HONG KONG, Dec 22 (Reuters) - Chinese Super League teams will be forced to field at least one and as many as three players under the age of 23 next season after new rules were put in place by the country’s football authorities on Friday.
Clubs will be forced to match the number of foreign players in their starting lineups with the same number of unde-23s, while a rule implemented last season stipulating coaches must select at least one under-23 player remains.
The foreign player quota remains unchanged with teams allowed to field a maximum of three non-Chinese players. They will also be allowed to select one player from Hong Kong, Macau or Taiwan, who will not count towards the foreign player tally.
The Chinese Super League will also use the Virtual Assistant Referee system for the first time next season.
Regulations put in place just days before the start of the 2017 season saw clubs forced to select one under-23 player in their starting lineup, with the move proving unpopular with coaches.
Several, including former Shanghai SIPG coach Andre Villas-Boas, regularly substituted the young player soon after the opening whistle, prompting calls for further action from within the Chinese game.
Chinese authorities have made the move to ensure more inexperienced players are given the opportunity to play in the country’s top tier after years of disappointing performances by the national team.
China has only qualified once for the World Cup finals - in 2002 - but president Xi Jinping has declared his desire to see the country qualify for, host and win the tournament.
As a result of the huge boost in interest in the sport in China, Chinese Super League club owners have spent vast sums to lure leading players and coaches to the country.

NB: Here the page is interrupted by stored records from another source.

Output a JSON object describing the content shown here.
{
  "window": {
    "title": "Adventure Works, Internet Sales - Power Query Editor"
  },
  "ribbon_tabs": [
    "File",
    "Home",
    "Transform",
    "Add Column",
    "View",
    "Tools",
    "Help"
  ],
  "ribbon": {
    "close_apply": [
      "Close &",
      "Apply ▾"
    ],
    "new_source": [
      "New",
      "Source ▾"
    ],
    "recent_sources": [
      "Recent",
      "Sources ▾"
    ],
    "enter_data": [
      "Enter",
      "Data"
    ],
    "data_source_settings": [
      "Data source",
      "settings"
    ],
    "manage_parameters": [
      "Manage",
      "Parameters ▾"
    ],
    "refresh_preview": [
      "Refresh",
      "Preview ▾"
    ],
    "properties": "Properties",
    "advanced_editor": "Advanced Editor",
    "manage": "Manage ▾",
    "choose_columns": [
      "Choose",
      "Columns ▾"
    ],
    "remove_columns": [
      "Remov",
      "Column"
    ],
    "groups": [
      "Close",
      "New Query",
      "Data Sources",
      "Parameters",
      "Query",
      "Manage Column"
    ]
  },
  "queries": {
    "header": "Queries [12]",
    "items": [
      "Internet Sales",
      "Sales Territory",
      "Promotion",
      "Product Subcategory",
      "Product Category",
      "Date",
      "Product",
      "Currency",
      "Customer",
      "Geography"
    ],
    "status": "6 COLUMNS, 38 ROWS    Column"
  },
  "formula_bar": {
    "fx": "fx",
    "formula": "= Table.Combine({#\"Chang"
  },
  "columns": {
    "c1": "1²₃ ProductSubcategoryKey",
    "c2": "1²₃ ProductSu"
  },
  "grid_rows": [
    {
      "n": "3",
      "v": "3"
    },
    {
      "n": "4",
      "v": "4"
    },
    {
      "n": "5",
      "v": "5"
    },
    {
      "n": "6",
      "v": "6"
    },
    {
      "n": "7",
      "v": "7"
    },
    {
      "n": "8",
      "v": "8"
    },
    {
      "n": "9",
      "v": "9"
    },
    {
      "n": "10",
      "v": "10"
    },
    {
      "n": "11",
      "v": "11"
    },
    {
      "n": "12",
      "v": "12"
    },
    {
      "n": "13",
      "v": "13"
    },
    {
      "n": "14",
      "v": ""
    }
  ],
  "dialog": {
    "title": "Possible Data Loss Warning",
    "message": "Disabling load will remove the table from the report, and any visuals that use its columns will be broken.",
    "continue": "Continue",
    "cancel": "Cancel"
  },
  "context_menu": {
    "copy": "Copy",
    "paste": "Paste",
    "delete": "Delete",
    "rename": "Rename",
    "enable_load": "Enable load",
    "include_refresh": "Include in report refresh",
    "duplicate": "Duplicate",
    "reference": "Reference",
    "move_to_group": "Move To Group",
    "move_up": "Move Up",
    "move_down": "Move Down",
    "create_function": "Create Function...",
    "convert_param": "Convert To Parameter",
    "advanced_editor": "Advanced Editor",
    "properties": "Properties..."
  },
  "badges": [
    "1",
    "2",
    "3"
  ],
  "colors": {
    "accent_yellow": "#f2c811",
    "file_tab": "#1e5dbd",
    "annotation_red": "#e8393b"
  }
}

Authorities, however, have stepped in to curb overspending on transfer fees and salaries.
Regulations put in place ahead of the summer window imposing a tax on transfer fees over 45 million yuan ($6.84 million) for foreign players and 20 million yuan for Chinese players remain in place. ($1 = 6.5760 Chinese yuan renminbi) (Reporting by Michael Church in Hong Kong, Editing by Toby Davis)